What is Probate Property?
If you were to Google the question “what is probate” the standard definition would appear, which reads, “the official proving of a will.” However, the legal definition is a little more specific. Probate is the process of transferring a deceased person’s “probate property” using the court system.
The next question in your mind is likely “what is probate property?” Probate property includes, but is not limited to, assets held in the decedent’s name alone and assets co-owned with others as “tenants in common.” Assets that are generally not considered probate property, and pass outside of the probate process generally include, but are not limited to, property held in “joint tenancy” and assets that allow a person to designate a beneficiary.

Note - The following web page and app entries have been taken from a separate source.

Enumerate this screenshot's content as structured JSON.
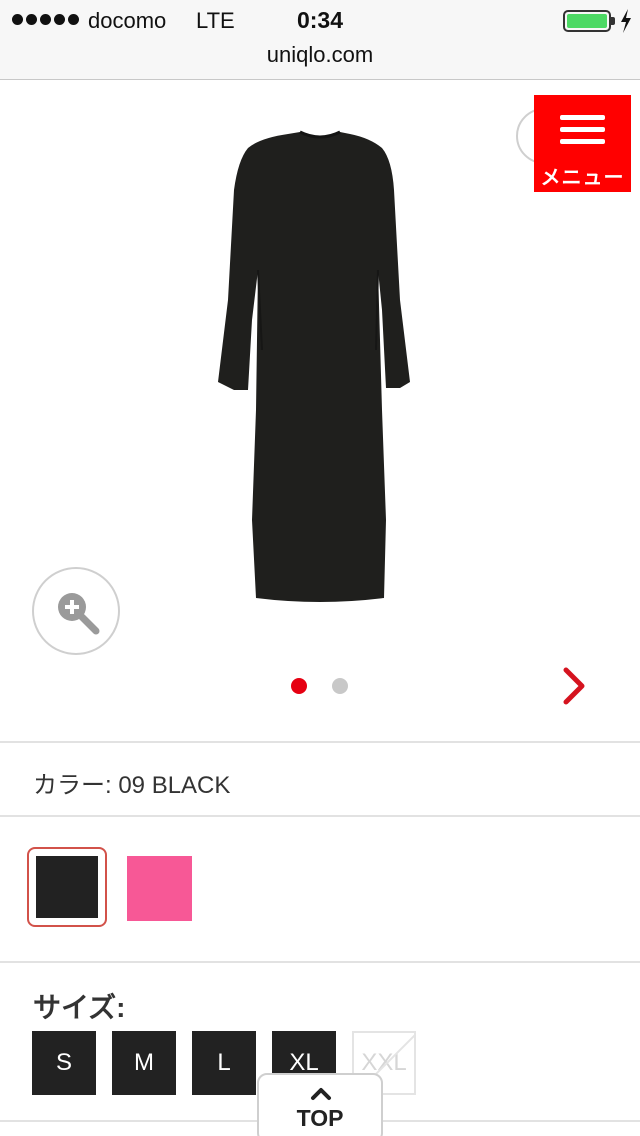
{
  "status_bar": {
    "carrier": "docomo",
    "network": "LTE",
    "time": "0:34",
    "battery_level": 1.0
  },
  "browser": {
    "url": "uniqlo.com"
  },
  "menu": {
    "label": "メニュー",
    "icon": "hamburger-icon",
    "color": "#ff0000"
  },
  "gallery": {
    "image_count": 2,
    "current_index": 1,
    "active_dot_color": "#e60012"
  },
  "product": {
    "color_label": "カラー: 09 BLACK",
    "swatches": [
      {
        "name": "BLACK",
        "hex": "#222222",
        "selected": true
      },
      {
        "name": "PINK",
        "hex": "#f75896",
        "selected": false
      }
    ],
    "size_label": "サイズ:",
    "sizes": [
      {
        "label": "S",
        "available": true
      },
      {
        "label": "M",
        "available": true
      },
      {
        "label": "L",
        "available": true
      },
      {
        "label": "XL",
        "available": true
      },
      {
        "label": "XXL",
        "available": false
      }
    ]
  },
  "top_button": {
    "label": "TOP",
    "icon": "chevron-up-icon"
  }
}
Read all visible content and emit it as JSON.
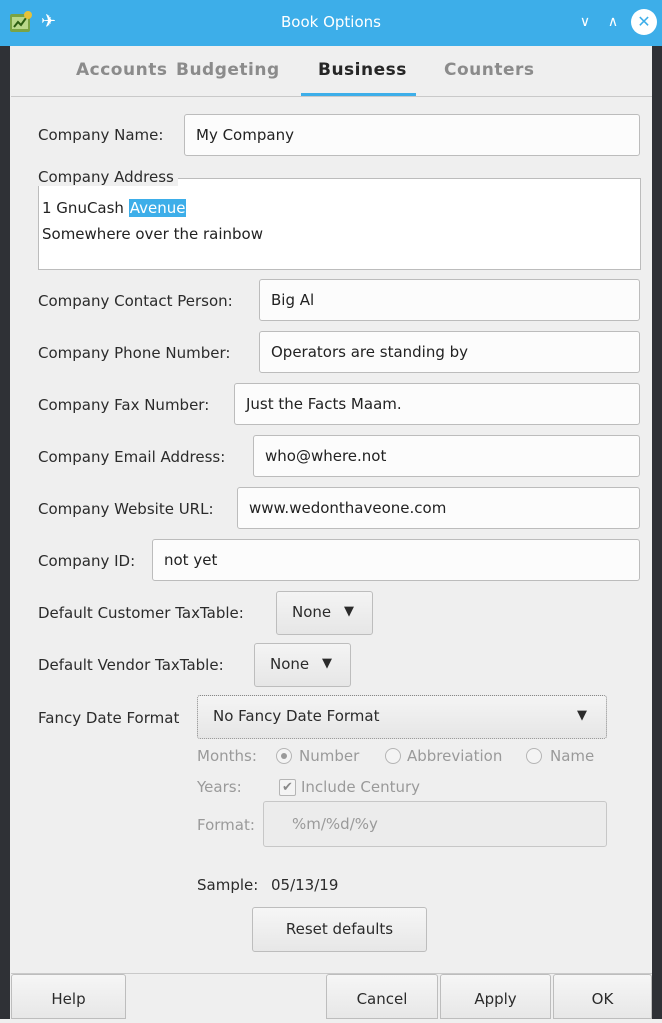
{
  "window": {
    "title": "Book Options",
    "controls": {
      "minimize": "∨",
      "maximize": "∧",
      "close": "✕"
    },
    "accent": "#3daee9"
  },
  "tabs": [
    {
      "label": "Accounts"
    },
    {
      "label": "Budgeting"
    },
    {
      "label": "Business",
      "active": true
    },
    {
      "label": "Counters"
    }
  ],
  "company": {
    "name_label": "Company Name:",
    "name_value": "My Company",
    "address_label": "Company Address",
    "address_line1_a": "1 GnuCash ",
    "address_line1_sel": "Avenue",
    "address_line2": "Somewhere over the rainbow",
    "contact_label": "Company Contact Person:",
    "contact_value": "Big Al",
    "phone_label": "Company Phone Number:",
    "phone_value": "Operators are standing by",
    "fax_label": "Company Fax Number:",
    "fax_value": "Just the Facts Maam.",
    "email_label": "Company Email Address:",
    "email_value": "who@where.not",
    "website_label": "Company Website URL:",
    "website_value": "www.wedonthaveone.com",
    "id_label": "Company ID:",
    "id_value": "not yet"
  },
  "tax": {
    "customer_label": "Default Customer TaxTable:",
    "customer_value": "None",
    "vendor_label": "Default Vendor TaxTable:",
    "vendor_value": "None"
  },
  "date_format": {
    "label": "Fancy Date Format",
    "value": "No Fancy Date Format",
    "months_label": "Months:",
    "months_options": [
      "Number",
      "Abbreviation",
      "Name"
    ],
    "months_selected": "Number",
    "years_label": "Years:",
    "include_century_label": "Include Century",
    "include_century_checked": true,
    "format_label": "Format:",
    "format_value": "%m/%d/%y",
    "sample_label": "Sample:",
    "sample_value": "05/13/19",
    "reset_label": "Reset defaults"
  },
  "buttons": {
    "help": "Help",
    "cancel": "Cancel",
    "apply": "Apply",
    "ok": "OK"
  }
}
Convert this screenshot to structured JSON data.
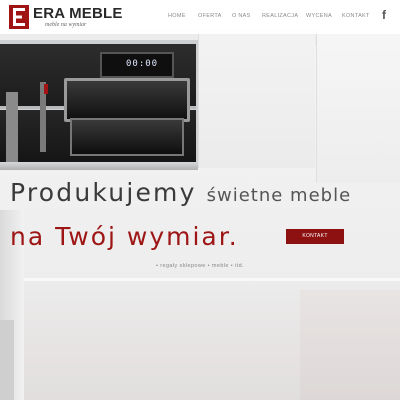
{
  "header": {
    "logo_title_prefix": "E",
    "logo_title_rest": "ERA MEBLE",
    "logo_subtitle": "meble na wymiar",
    "nav": [
      {
        "label": "HOME"
      },
      {
        "label": "OFERTA"
      },
      {
        "label": "O NAS"
      },
      {
        "label": "REALIZACJA"
      },
      {
        "label": "WYCENA"
      },
      {
        "label": "KONTAKT"
      }
    ],
    "social_icon": "facebook-icon",
    "social_glyph": "f"
  },
  "oven": {
    "display_text": "00:00"
  },
  "hero": {
    "line1_big": "Produkujemy",
    "line1_small": "świetne meble",
    "line2": "na Twój wymiar.",
    "button_label": "KONTAKT",
    "tagline": "• regały sklepowe • meble • itd."
  },
  "colors": {
    "accent": "#9d1515",
    "button": "#8d1111",
    "text_dark": "#3a3a3a"
  }
}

One simple way to think about what property might be considered “probate property” is to consider how the property would pass to someone else. An IRA or 401k usually has a beneficiary designation, thus a decedent’s IRA or 401k is not typically a probate asset. Life insurance typically has a beneficiary designation, thus life insurance proceeds are not typically probate property. However, if a decedent had listed “my estate” as the beneficiary for their life insurance, those life insurance proceeds would be probate property.
One common misconception is that a Will controls all property upon someone’s death. However, it is important to note that a Will only controls the “probate property.”
If you have questions about probate and/or what would be considered your probate property, reach out to FMJ’s Trusts & Estates attorneys or continue to follow our blog.
This post was written by Trusts & Estates attorneys David Ness and Matt Jensen. If you have any questions or would like to discuss your estate planning options, contact David at firstname.lastname@example.org or Matt at email@example.com.